Franchises are what games have been about of the last decade or so - and one of the most successful of recent times has been the Championship Manager series, which sat unrivalled at the top of the football manager simulation tree for the best part of a decade.
With Sports Interactive splitting from Eidos it's caused a big shake-up in the genre, and has seen Sega team up with SI to produce Football Manager 2005, whilst Eidos have kept the well known Championship Manager branding for their own rival title.
The new game thrusts you into the world of Football Management, which now has more leagues than ever, in more countries than ever - each of which have clearly had a painstakingly large amount of research put in to them.
Gameplay revolves around the same basic aspects no matter who you decide to manage - keep the players happy, obtain an impressive array of silverware during the season, and keep that pesky chairman off your back. It's how you go about it though which matters.
It's a very absorbing experience, with that "quick go" turning in to several hours slumped over the keyboard working on new player acquisitions and training them up to full match fitness before letting them loose amidst the rest of your carefully crafted team.
Fortunately there's been more of an evolution from Championship Manager than a total ground-up rethink, and so a number of the aspects which were there before, still remain in the new game, and are going to be perfectly familiar for fans of Championship Manager.
Where the game has evolved further though is how the annoying bugs which hampered CM4 have been zapped in many cases - there's still a few annoyances which really shouldn't be there, but the 2D pitch has generally been improved upon, and you can now split the game in to two screens giving you the ability to have multiple menu's in action at the same time.
Media pundits take a long overdue role in the game now - possibly taking a leaf from SCi's FourFourTwo - and it's not long before they're laying in to you for every minor error that you've made, or giving you well deserved praise when you've achieved the unachievable - impressively the media interaction makes rival managers dislike you even further and runs throughout the season in a very realistic way with rumours and speculation about your club rolling on and on as the matches pass.

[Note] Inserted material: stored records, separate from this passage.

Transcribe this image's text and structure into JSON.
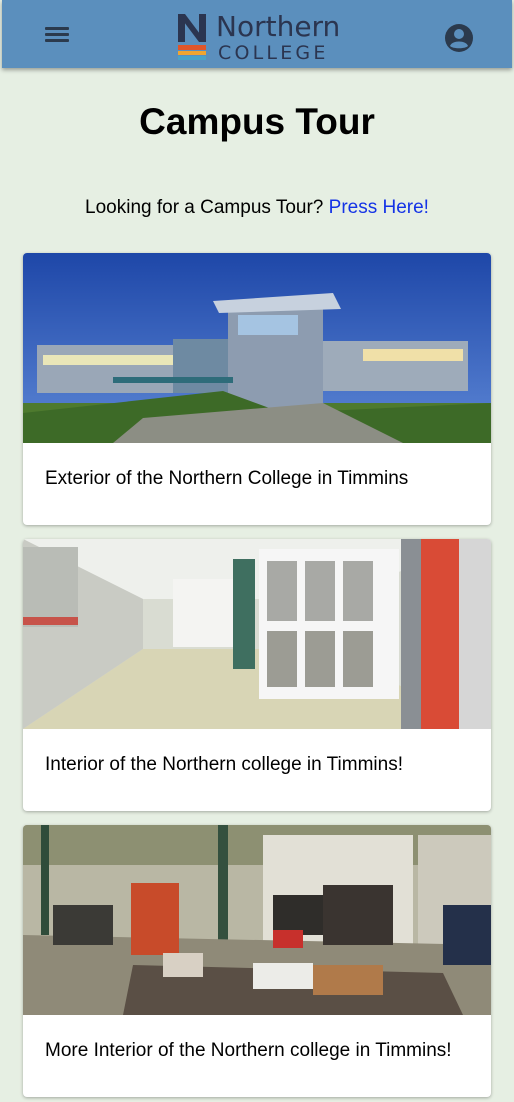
{
  "header": {
    "logo": {
      "line1": "Northern",
      "line2": "COLLEGE"
    },
    "menu_icon": "hamburger-menu-icon",
    "account_icon": "account-circle-icon",
    "bar_color": "#5b8fbd"
  },
  "page": {
    "title": "Campus Tour",
    "tour_prompt": "Looking for a Campus Tour?",
    "tour_link": "Press Here!"
  },
  "cards": [
    {
      "caption": "Exterior of the Northern College in Timmins"
    },
    {
      "caption": "Interior of the Northern college in Timmins!"
    },
    {
      "caption": "More Interior of the Northern college in Timmins!"
    }
  ],
  "colors": {
    "background": "#e6efe3",
    "link": "#1433e6"
  }
}
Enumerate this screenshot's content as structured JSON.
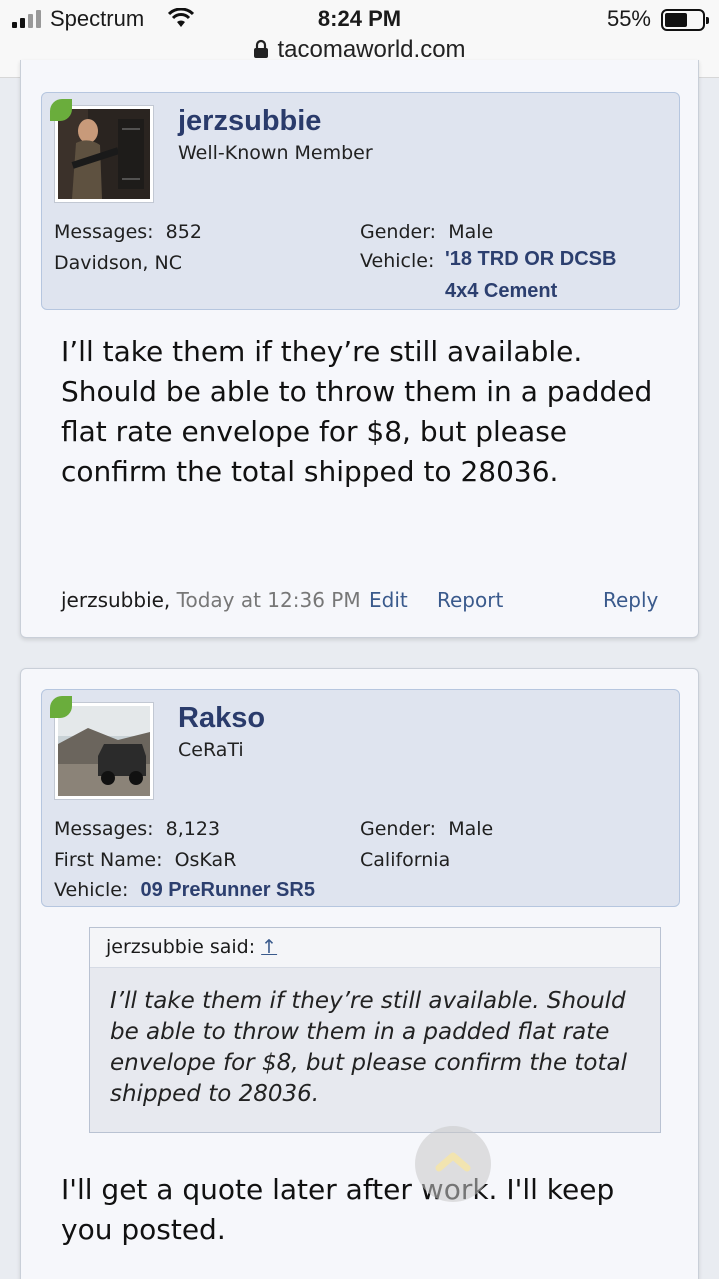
{
  "status_bar": {
    "carrier": "Spectrum",
    "time": "8:24 PM",
    "battery": "55%",
    "battery_level": 0.55,
    "url": "tacomaworld.com"
  },
  "posts": [
    {
      "username": "jerzsubbie",
      "user_title": "Well-Known Member",
      "messages_label": "Messages:",
      "messages": "852",
      "location": "Davidson, NC",
      "gender_label": "Gender:",
      "gender": "Male",
      "vehicle_label": "Vehicle:",
      "vehicle_line1": "'18 TRD OR DCSB",
      "vehicle_line2": "4x4 Cement",
      "message": "I’ll take them if they’re still available. Should be able to throw them in a padded flat rate envelope for $8, but please confirm the total shipped to 28036.",
      "footer_author": "jerzsubbie,",
      "footer_date": "Today at 12:36 PM",
      "edit": "Edit",
      "report": "Report",
      "reply": "Reply"
    },
    {
      "username": "Rakso",
      "user_title": "CeRaTi",
      "messages_label": "Messages:",
      "messages": "8,123",
      "first_name_label": "First Name:",
      "first_name": "OsKaR",
      "gender_label": "Gender:",
      "gender": "Male",
      "location": "California",
      "vehicle_label": "Vehicle:",
      "vehicle": "09 PreRunner SR5",
      "quote_author": "jerzsubbie said:",
      "quote_arrow": "↑",
      "quote_text": "I’ll take them if they’re still available. Should be able to throw them in a padded flat rate envelope for $8, but please confirm the total shipped to 28036.",
      "message": "I'll get a quote later after work. I'll keep you posted."
    }
  ],
  "icons": {
    "signal": "signal-icon",
    "wifi": "wifi-icon",
    "battery": "battery-icon",
    "lock": "lock-icon",
    "scroll_top": "chevron-up-icon"
  },
  "colors": {
    "username": "#2a3b6b",
    "link": "#3a5a8c",
    "userbox": "#dfe4ef",
    "online_marker": "#6aad3c"
  }
}
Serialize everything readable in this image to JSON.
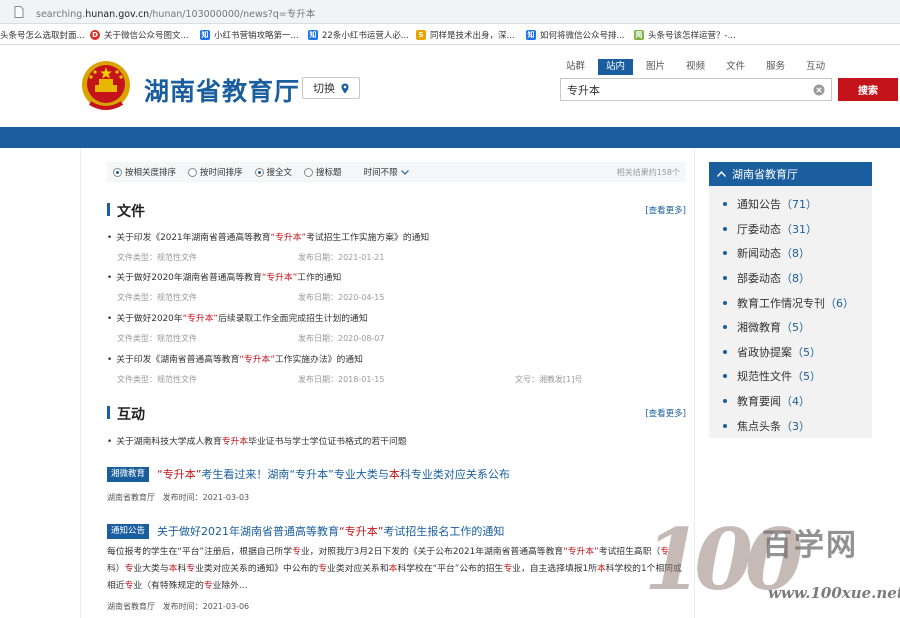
{
  "browser": {
    "url_prefix": "searching.",
    "url_domain": "hunan.gov.cn",
    "url_path": "/hunan/103000000/news?q=专升本",
    "bookmarks": [
      {
        "label": "头条号怎么选取封面...",
        "color": "#e44d26",
        "icon": "doc-icon"
      },
      {
        "label": "关于微信公众号图文...",
        "color": "#d93025",
        "icon": "d-logo-icon"
      },
      {
        "label": "小红书营销攻略第一...",
        "color": "#1a73e8",
        "icon": "zhihu-icon"
      },
      {
        "label": "22条小红书运营人必...",
        "color": "#1a73e8",
        "icon": "zhihu-icon"
      },
      {
        "label": "同样是技术出身，深...",
        "color": "#e8a400",
        "icon": "sohu-icon"
      },
      {
        "label": "如何将微信公众号排...",
        "color": "#1a73e8",
        "icon": "zhihu-icon"
      },
      {
        "label": "头条号该怎样运营？-...",
        "color": "#7cb342",
        "icon": "jianshu-icon"
      }
    ]
  },
  "header": {
    "title": "湖南省教育厅",
    "switch_label": "切换",
    "scope_tabs": [
      "站群",
      "站内",
      "图片",
      "视频",
      "文件",
      "服务",
      "互动"
    ],
    "active_tab": "站内",
    "search_value": "专升本",
    "search_button": "搜索",
    "brand_color": "#1a5e9e",
    "accent_color": "#c4131a"
  },
  "sort_bar": {
    "options": [
      "按相关度排序",
      "按时间排序",
      "搜全文",
      "搜标题"
    ],
    "checked": [
      true,
      false,
      true,
      false
    ],
    "time_filter": "时间不限",
    "result_count": "相关结果约158个"
  },
  "files_section": {
    "title": "文件",
    "more": "[查看更多]",
    "items": [
      {
        "pre": "关于印发《2021年湖南省普通高等教育",
        "hl": "“专升本”",
        "post": "考试招生工作实施方案》的通知",
        "type": "文件类型：规范性文件",
        "date": "发布日期：2021-01-21",
        "docno": ""
      },
      {
        "pre": "关于做好2020年湖南省普通高等教育",
        "hl": "“专升本”",
        "post": "工作的通知",
        "type": "文件类型：规范性文件",
        "date": "发布日期：2020-04-15",
        "docno": ""
      },
      {
        "pre": "关于做好2020年",
        "hl": "“专升本”",
        "post": "后续录取工作全面完成招生计划的通知",
        "type": "文件类型：规范性文件",
        "date": "发布日期：2020-08-07",
        "docno": ""
      },
      {
        "pre": "关于印发《湖南省普通高等教育",
        "hl": "“专升本”",
        "post": "工作实施办法》的通知",
        "type": "文件类型：规范性文件",
        "date": "发布日期：2018-01-15",
        "docno": "文号：湘教发[1]号"
      }
    ]
  },
  "interaction_section": {
    "title": "互动",
    "more": "[查看更多]",
    "item": {
      "pre": "关于湖南科技大学成人教育",
      "hl": "专升本",
      "post": "毕业证书与学士学位证书格式的若干问题"
    }
  },
  "news": [
    {
      "tag": "湘微教育",
      "title": "“专升本”考生看过来！湖南“专升本”专业大类与本科专业类对应关系公布",
      "source": "湖南省教育厅",
      "date": "发布时间：2021-03-03",
      "body": ""
    },
    {
      "tag": "通知公告",
      "title": "关于做好2021年湖南省普通高等教育“专升本”考试招生报名工作的通知",
      "source": "湖南省教育厅",
      "date": "发布时间：2021-03-06",
      "body": "每位报考的学生在“平台”注册后，根据自己所学专业，对照我厅3月2日下发的《关于公布2021年湖南省普通高等教育“专升本”考试招生高职（专科）专业大类与本科专业类对应关系的通知》中公布的专业类对应关系和本科学校在“平台”公布的招生专业，自主选择填报1所本科学校的1个相同或相近专业（有特殊规定的专业除外..."
    }
  ],
  "sidebar": {
    "title": "湖南省教育厅",
    "items": [
      {
        "label": "通知公告",
        "count": "（71）"
      },
      {
        "label": "厅委动态",
        "count": "（31）"
      },
      {
        "label": "新闻动态",
        "count": "（8）"
      },
      {
        "label": "部委动态",
        "count": "（8）"
      },
      {
        "label": "教育工作情况专刊",
        "count": "（6）"
      },
      {
        "label": "湘微教育",
        "count": "（5）"
      },
      {
        "label": "省政协提案",
        "count": "（5）"
      },
      {
        "label": "规范性文件",
        "count": "（5）"
      },
      {
        "label": "教育要闻",
        "count": "（4）"
      },
      {
        "label": "焦点头条",
        "count": "（3）"
      }
    ]
  },
  "watermark": {
    "number": "100",
    "text": "百学网",
    "url": "www.100xue.net"
  }
}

Football Manager 2005 is one of those games which you'll either love or hate - for fans of the Champ Manager series it takes things forward a step, whilst offering a number of enhancements which make it the best game currently available for budding club managers.Overall score: 8 out of 10
Recommended Price: £34.99
Available: NowBuy Football Manager 2005 for the PC from Amazon